• Try it: Could you copy out every line of the data where the word "evoldoc" occurs?

• Provided material:
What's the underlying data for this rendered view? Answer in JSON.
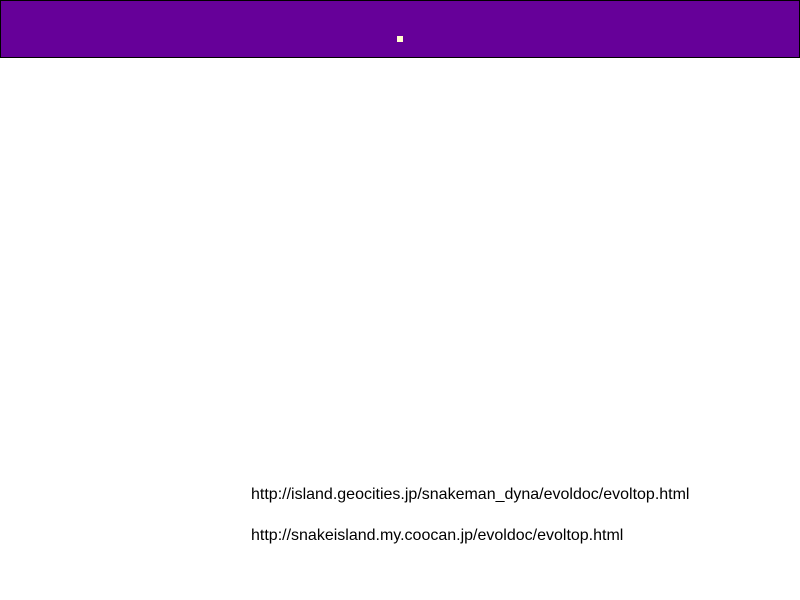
{
  "header": {
    "background_color": "#660099",
    "dot_color": "#ffffcc"
  },
  "links": [
    "http://island.geocities.jp/snakeman_dyna/evoldoc/evoltop.html",
    "http://snakeisland.my.coocan.jp/evoldoc/evoltop.html"
  ]
}
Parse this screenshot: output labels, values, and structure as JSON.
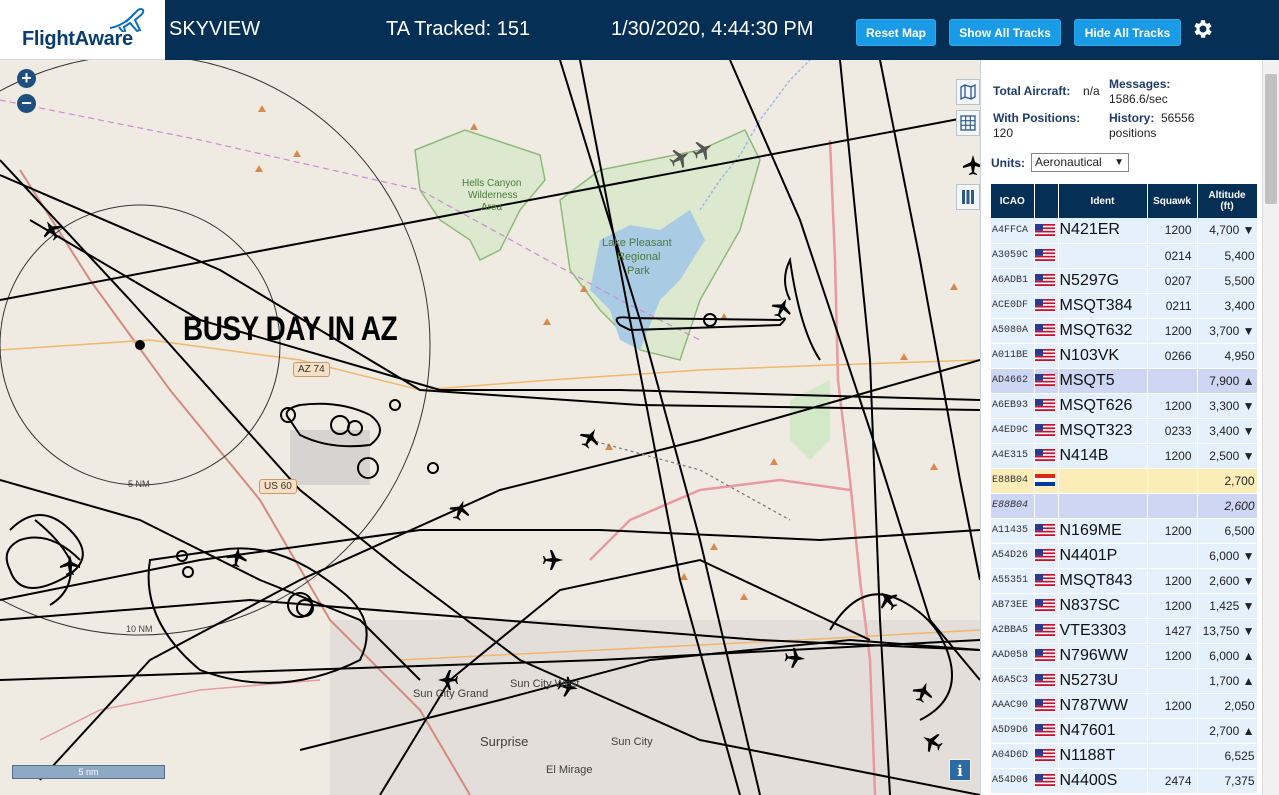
{
  "header": {
    "logo_text": "FlightAware",
    "app_title": "SKYVIEW",
    "ta_tracked": "TA Tracked: 151",
    "datetime": "1/30/2020, 4:44:30 PM",
    "reset_map": "Reset Map",
    "show_all": "Show All Tracks",
    "hide_all": "Hide All Tracks",
    "settings_icon": "gear-icon"
  },
  "map": {
    "overlay_text": "BUSY DAY IN AZ",
    "zoom_in": "+",
    "zoom_out": "−",
    "tools": [
      "map-icon",
      "grid-icon",
      "plane-icon",
      "columns-icon"
    ],
    "ring_labels": [
      "5 NM",
      "10 NM"
    ],
    "scale_text": "5 nm",
    "info_button": "i",
    "places": {
      "hells_canyon": "Hells Canyon",
      "wilderness": "Wilderness",
      "area": "Area",
      "lake_pleasant": "Lake Pleasant",
      "regional": "Regional",
      "park": "Park",
      "sun_city_grand": "Sun City Grand",
      "sun_city_west": "Sun City West",
      "sun_city": "Sun City",
      "surprise": "Surprise",
      "el_mirage": "El Mirage"
    },
    "road_badges": [
      "AZ 74",
      "US 60"
    ],
    "colors": {
      "background": "#efebe3",
      "track": "#000000",
      "water": "#a9cbe3",
      "park": "#d3e8c6",
      "highway": "#e89aa0"
    }
  },
  "stats": {
    "total_aircraft_label": "Total Aircraft:",
    "total_aircraft_value": "n/a",
    "with_positions_label": "With Positions:",
    "with_positions_value": "120",
    "messages_label": "Messages:",
    "messages_value": "1586.6/sec",
    "history_label": "History:",
    "history_value": "56556",
    "history_unit": "positions",
    "units_label": "Units:",
    "units_value": "Aeronautical"
  },
  "table": {
    "headers": {
      "icao": "ICAO",
      "ident": "Ident",
      "squawk": "Squawk",
      "altitude": "Altitude",
      "altitude_unit": "(ft)"
    },
    "rows": [
      {
        "icao": "A4FFCA",
        "flag": "us",
        "ident": "N421ER",
        "squawk": "1200",
        "alt": "4,700 ▼",
        "state": ""
      },
      {
        "icao": "A3059C",
        "flag": "us",
        "ident": "",
        "squawk": "0214",
        "alt": "5,400",
        "state": ""
      },
      {
        "icao": "A6ADB1",
        "flag": "us",
        "ident": "N5297G",
        "squawk": "0207",
        "alt": "5,500",
        "state": ""
      },
      {
        "icao": "ACE0DF",
        "flag": "us",
        "ident": "MSQT384",
        "squawk": "0211",
        "alt": "3,400",
        "state": ""
      },
      {
        "icao": "A5080A",
        "flag": "us",
        "ident": "MSQT632",
        "squawk": "1200",
        "alt": "3,700 ▼",
        "state": ""
      },
      {
        "icao": "A011BE",
        "flag": "us",
        "ident": "N103VK",
        "squawk": "0266",
        "alt": "4,950",
        "state": ""
      },
      {
        "icao": "AD4662",
        "flag": "us",
        "ident": "MSQT5",
        "squawk": "",
        "alt": "7,900 ▲",
        "state": "sel"
      },
      {
        "icao": "A6EB93",
        "flag": "us",
        "ident": "MSQT626",
        "squawk": "1200",
        "alt": "3,300 ▼",
        "state": ""
      },
      {
        "icao": "A4ED9C",
        "flag": "us",
        "ident": "MSQT323",
        "squawk": "0233",
        "alt": "3,400 ▼",
        "state": ""
      },
      {
        "icao": "A4E315",
        "flag": "us",
        "ident": "N414B",
        "squawk": "1200",
        "alt": "2,500 ▼",
        "state": ""
      },
      {
        "icao": "E88B04",
        "flag": "py",
        "ident": "",
        "squawk": "",
        "alt": "2,700",
        "state": "hl"
      },
      {
        "icao": "E88B04",
        "flag": "",
        "ident": "",
        "squawk": "",
        "alt": "2,600",
        "state": "dim"
      },
      {
        "icao": "A11435",
        "flag": "us",
        "ident": "N169ME",
        "squawk": "1200",
        "alt": "6,500",
        "state": ""
      },
      {
        "icao": "A54D26",
        "flag": "us",
        "ident": "N4401P",
        "squawk": "",
        "alt": "6,000 ▼",
        "state": ""
      },
      {
        "icao": "A55351",
        "flag": "us",
        "ident": "MSQT843",
        "squawk": "1200",
        "alt": "2,600 ▼",
        "state": ""
      },
      {
        "icao": "AB73EE",
        "flag": "us",
        "ident": "N837SC",
        "squawk": "1200",
        "alt": "1,425 ▼",
        "state": ""
      },
      {
        "icao": "A2BBA5",
        "flag": "us",
        "ident": "VTE3303",
        "squawk": "1427",
        "alt": "13,750 ▼",
        "state": ""
      },
      {
        "icao": "AAD058",
        "flag": "us",
        "ident": "N796WW",
        "squawk": "1200",
        "alt": "6,000 ▲",
        "state": ""
      },
      {
        "icao": "A6A5C3",
        "flag": "us",
        "ident": "N5273U",
        "squawk": "",
        "alt": "1,700 ▲",
        "state": ""
      },
      {
        "icao": "AAAC90",
        "flag": "us",
        "ident": "N787WW",
        "squawk": "1200",
        "alt": "2,050",
        "state": ""
      },
      {
        "icao": "A5D9D6",
        "flag": "us",
        "ident": "N47601",
        "squawk": "",
        "alt": "2,700 ▲",
        "state": ""
      },
      {
        "icao": "A04D6D",
        "flag": "us",
        "ident": "N1188T",
        "squawk": "",
        "alt": "6,525",
        "state": ""
      },
      {
        "icao": "A54D06",
        "flag": "us",
        "ident": "N4400S",
        "squawk": "2474",
        "alt": "7,375",
        "state": ""
      }
    ]
  }
}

• Exercise output:
    "http://island.geocities.jp/snakeman_dyna/evoldoc/evoltop.html",
    "http://snakeisland.my.coocan.jp/evoldoc/evoltop.html"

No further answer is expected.